TASK INPUT |
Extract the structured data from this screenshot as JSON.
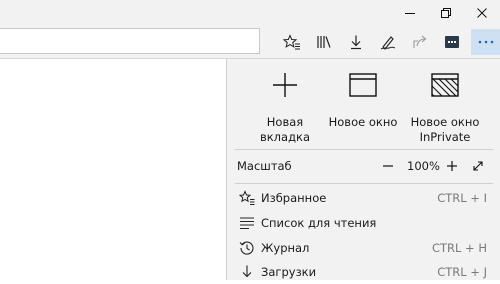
{
  "window_controls": {
    "minimize_icon": "minimize-icon",
    "restore_icon": "restore-icon",
    "close_icon": "close-icon"
  },
  "toolbar": {
    "address_value": "",
    "buttons": [
      {
        "name": "favorites-add-icon"
      },
      {
        "name": "hub-icon"
      },
      {
        "name": "downloads-icon"
      },
      {
        "name": "web-note-icon"
      },
      {
        "name": "share-icon"
      },
      {
        "name": "extension-icon"
      },
      {
        "name": "more-icon",
        "label": "···"
      }
    ]
  },
  "menu": {
    "new_tab": {
      "label": "Новая вкладка"
    },
    "new_window": {
      "label": "Новое окно"
    },
    "new_inprivate": {
      "label": "Новое окно InPrivate"
    },
    "zoom": {
      "label": "Масштаб",
      "value": "100%",
      "minus": "−",
      "plus": "+"
    },
    "items": [
      {
        "label": "Избранное",
        "shortcut": "CTRL + I",
        "icon": "favorites-icon"
      },
      {
        "label": "Список для чтения",
        "shortcut": "",
        "icon": "reading-list-icon"
      },
      {
        "label": "Журнал",
        "shortcut": "CTRL + H",
        "icon": "history-icon"
      },
      {
        "label": "Загрузки",
        "shortcut": "CTRL + J",
        "icon": "download-icon"
      }
    ]
  },
  "colors": {
    "chrome_bg": "#f2f2f2",
    "active_button": "#cfe0f3",
    "text": "#1a1a1a",
    "shortcut_text": "#7a7a7a"
  }
}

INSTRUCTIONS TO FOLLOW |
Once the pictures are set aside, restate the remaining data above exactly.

EXERCISE RESPONSE |
Extract the structured data from this screenshot as JSON.
{
  "window_controls": {
    "minimize_icon": "minimize-icon",
    "restore_icon": "restore-icon",
    "close_icon": "close-icon"
  },
  "toolbar": {
    "address_value": "",
    "buttons": [
      {
        "name": "favorites-add-icon"
      },
      {
        "name": "hub-icon"
      },
      {
        "name": "downloads-icon"
      },
      {
        "name": "web-note-icon"
      },
      {
        "name": "share-icon"
      },
      {
        "name": "extension-icon"
      },
      {
        "name": "more-icon",
        "label": "···"
      }
    ]
  },
  "menu": {
    "new_tab": {
      "label": "Новая вкладка"
    },
    "new_window": {
      "label": "Новое окно"
    },
    "new_inprivate": {
      "label": "Новое окно InPrivate"
    },
    "zoom": {
      "label": "Масштаб",
      "value": "100%",
      "minus": "−",
      "plus": "+"
    },
    "items": [
      {
        "label": "Избранное",
        "shortcut": "CTRL + I",
        "icon": "favorites-icon"
      },
      {
        "label": "Список для чтения",
        "shortcut": "",
        "icon": "reading-list-icon"
      },
      {
        "label": "Журнал",
        "shortcut": "CTRL + H",
        "icon": "history-icon"
      },
      {
        "label": "Загрузки",
        "shortcut": "CTRL + J",
        "icon": "download-icon"
      }
    ]
  },
  "colors": {
    "chrome_bg": "#f2f2f2",
    "active_button": "#cfe0f3",
    "text": "#1a1a1a",
    "shortcut_text": "#7a7a7a"
  }
}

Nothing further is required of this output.